Requirement » What lines in the entries hold the string "amount"? List them.

Data shown »

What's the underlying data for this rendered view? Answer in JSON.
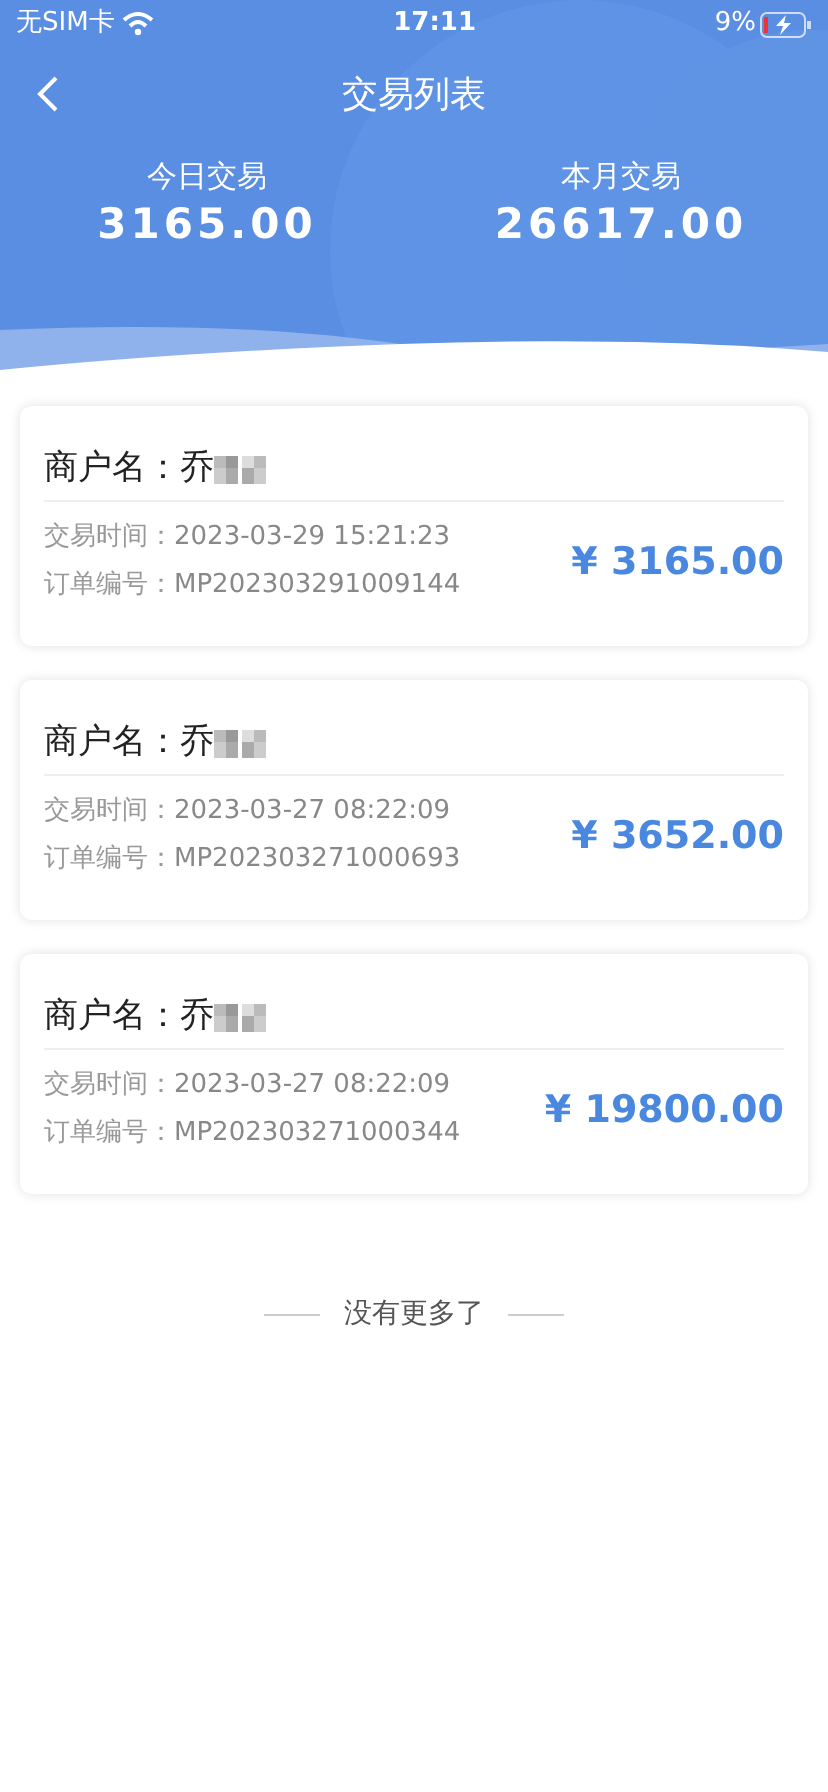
{
  "status_bar": {
    "carrier": "无SIM卡",
    "time": "17:11",
    "battery": "9%"
  },
  "nav": {
    "title": "交易列表"
  },
  "summary": [
    {
      "label": "今日交易",
      "value": "3165.00"
    },
    {
      "label": "本月交易",
      "value": "26617.00"
    }
  ],
  "transactions": [
    {
      "merchant_label": "商户名：",
      "merchant_name": "乔",
      "time_label": "交易时间：",
      "time": "2023-03-29 15:21:23",
      "order_label": "订单编号：",
      "order": "MP202303291009144",
      "amount": "¥ 3165.00"
    },
    {
      "merchant_label": "商户名：",
      "merchant_name": "乔",
      "time_label": "交易时间：",
      "time": "2023-03-27 08:22:09",
      "order_label": "订单编号：",
      "order": "MP202303271000693",
      "amount": "¥ 3652.00"
    },
    {
      "merchant_label": "商户名：",
      "merchant_name": "乔",
      "time_label": "交易时间：",
      "time": "2023-03-27 08:22:09",
      "order_label": "订单编号：",
      "order": "MP202303271000344",
      "amount": "¥ 19800.00"
    }
  ],
  "footer": "没有更多了"
}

Output below »
      "amount": "¥ 3165.00"
      "amount": "¥ 3652.00"
      "amount": "¥ 19800.00"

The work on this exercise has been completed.